“Boy, I don’t know. I think there’s good and bad with everything. I think you want to give the opportunity if a student wants to leave and have immediate eligibility somewhere else, but then you don’t want recruiting going on, so that players are leaving right after the season. Someone gave the example, ‘If it was just open to everyone, you could have your 11 guys in basketball all gone,’ and then what do you do? I think there’s a lot of discussion that needs to take place, and hopefully it forms around some really positive things that are positive for the student-athletes but yet protects the integrity of the game so that schools can still offer a great experience. I like the graduate transfer rule. If they’ve shown that they’ve academically done what they needed to do at that school and then if they want an opportunity, I think that’s something. It gives them an option.”
In both men’s and women’s basketball, the SEC is having one of its strongest seasons in recent history. What does that say about where the conference is right now?
“I think it’s great, because if you go .500 in our league and you have a strong RPI like we had coming in, you have an opportunity to be in the postseason. It’s about the type of coaches that you have and building the program. There’s some really good coaches within the league, both men and women, so it’s going to be a great tournament. Both of them are going to be really good, and this last month of play, who knows where everything ends up.”
What sort of progress has been made in the construction of the new south end zone at Faurot Field?
“They’re still in the demolition phase. I believe the first of the month it totally goes down. They’re trying to salvage what’s salvageable in there, but the lockers, the seats, they’re gone. I haven’t looked from the inside to see what it looks like now, but I know part of it looks torn apart. But it’s getting there, and then they totally tear it down in the first part of March.”

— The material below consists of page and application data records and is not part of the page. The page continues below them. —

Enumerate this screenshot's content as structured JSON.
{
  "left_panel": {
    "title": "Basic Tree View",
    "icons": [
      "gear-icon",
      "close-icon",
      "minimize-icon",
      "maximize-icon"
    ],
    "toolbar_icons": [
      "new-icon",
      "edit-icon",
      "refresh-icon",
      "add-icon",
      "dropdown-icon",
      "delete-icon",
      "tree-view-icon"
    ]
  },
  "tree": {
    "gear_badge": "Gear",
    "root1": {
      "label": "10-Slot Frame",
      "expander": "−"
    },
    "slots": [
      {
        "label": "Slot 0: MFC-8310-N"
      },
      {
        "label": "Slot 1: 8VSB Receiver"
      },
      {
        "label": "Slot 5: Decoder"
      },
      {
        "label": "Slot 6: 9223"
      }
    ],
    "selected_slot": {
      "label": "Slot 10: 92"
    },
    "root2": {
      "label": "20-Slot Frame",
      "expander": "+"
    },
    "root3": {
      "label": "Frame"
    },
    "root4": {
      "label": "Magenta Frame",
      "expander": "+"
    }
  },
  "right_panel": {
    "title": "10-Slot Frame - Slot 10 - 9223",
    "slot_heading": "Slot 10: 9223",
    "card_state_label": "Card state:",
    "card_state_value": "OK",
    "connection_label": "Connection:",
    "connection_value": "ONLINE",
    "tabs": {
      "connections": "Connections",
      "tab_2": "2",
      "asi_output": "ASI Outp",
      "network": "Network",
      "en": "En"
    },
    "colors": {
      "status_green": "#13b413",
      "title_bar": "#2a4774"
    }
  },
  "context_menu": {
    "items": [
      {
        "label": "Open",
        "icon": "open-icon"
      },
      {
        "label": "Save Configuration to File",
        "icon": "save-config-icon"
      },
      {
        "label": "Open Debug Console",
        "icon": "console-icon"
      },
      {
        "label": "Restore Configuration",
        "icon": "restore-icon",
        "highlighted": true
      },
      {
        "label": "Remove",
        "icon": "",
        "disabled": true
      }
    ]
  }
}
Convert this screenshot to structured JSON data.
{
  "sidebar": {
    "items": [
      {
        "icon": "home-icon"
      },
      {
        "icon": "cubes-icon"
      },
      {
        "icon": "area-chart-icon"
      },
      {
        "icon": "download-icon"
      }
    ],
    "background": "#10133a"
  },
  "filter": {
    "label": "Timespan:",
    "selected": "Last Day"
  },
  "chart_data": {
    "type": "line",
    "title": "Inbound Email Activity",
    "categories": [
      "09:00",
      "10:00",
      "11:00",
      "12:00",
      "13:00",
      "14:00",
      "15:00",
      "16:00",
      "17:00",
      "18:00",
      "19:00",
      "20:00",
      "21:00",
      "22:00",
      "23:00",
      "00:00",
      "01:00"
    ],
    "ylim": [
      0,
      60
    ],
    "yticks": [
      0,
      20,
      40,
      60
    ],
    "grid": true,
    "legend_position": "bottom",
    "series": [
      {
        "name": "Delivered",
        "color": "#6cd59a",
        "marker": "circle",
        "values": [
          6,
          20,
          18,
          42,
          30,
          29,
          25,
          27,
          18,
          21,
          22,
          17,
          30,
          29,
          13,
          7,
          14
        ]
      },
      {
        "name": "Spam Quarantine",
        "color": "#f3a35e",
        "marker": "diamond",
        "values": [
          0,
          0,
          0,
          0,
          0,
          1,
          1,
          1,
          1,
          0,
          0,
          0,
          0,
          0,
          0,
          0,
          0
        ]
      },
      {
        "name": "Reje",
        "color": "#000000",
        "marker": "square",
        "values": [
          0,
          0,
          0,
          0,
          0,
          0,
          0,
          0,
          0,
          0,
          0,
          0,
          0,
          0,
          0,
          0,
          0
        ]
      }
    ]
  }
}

Come the Sept. 1, 2018, home opener against UT Martin, what will the construction look like? Will it resemble what some fans saw at Arkansas’ Razorback Stadium last year?

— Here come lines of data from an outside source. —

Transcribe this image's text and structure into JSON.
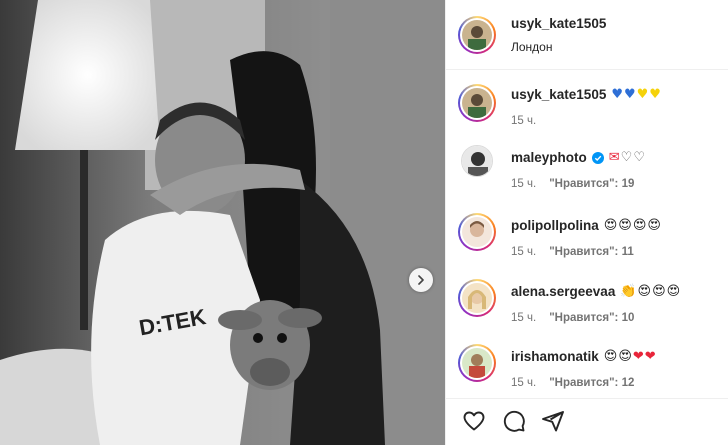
{
  "post": {
    "author": "usyk_kate1505",
    "location": "Лондон"
  },
  "comments": [
    {
      "user": "usyk_kate1505",
      "text": "💙💙💛💛",
      "time": "15 ч.",
      "likes": "",
      "verified": false
    },
    {
      "user": "maleyphoto",
      "text": "💌♡♡",
      "time": "15 ч.",
      "likes": "\"Нравится\": 19",
      "verified": true
    },
    {
      "user": "polipollpolina",
      "text": "😍😍😍😍",
      "time": "15 ч.",
      "likes": "\"Нравится\": 11",
      "verified": false
    },
    {
      "user": "alena.sergeevaa",
      "text": "👏😍😍😍",
      "time": "15 ч.",
      "likes": "\"Нравится\": 10",
      "verified": false
    },
    {
      "user": "irishamonatik",
      "text": "😍😍❤❤",
      "time": "15 ч.",
      "likes": "\"Нравится\": 12",
      "verified": false
    }
  ],
  "colors": {
    "verified": "#0095f6",
    "heart_blue": "#2e6fd6",
    "heart_yellow": "#f5d20a",
    "heart_red": "#e8253a"
  },
  "icons": {
    "like": "heart-outline-icon",
    "comment": "comment-bubble-icon",
    "share": "paper-plane-icon",
    "next": "chevron-right-icon"
  }
}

“I think so. ... I think it will probably be similar. They were further along by the time we got there later in the season, but I think it’ll probably look a lot like that.” In addition to the south end zone project, new turf was laid down at Taylor Stadium. Are there any other projects in the works?
“There’s a number of needs and wants with our coaches, and we’re gathering those, and at some point we’ll probably release those. We’re putting together kind of a master plan, if you will, or a master list of needs and wants. But there’s plenty out there, and each of our coaches have facility needs that they think can help move their program forward.”
Supervising editors are Brooks Holton and Pete Bland: sports@columbia missourian.com, 882-5730.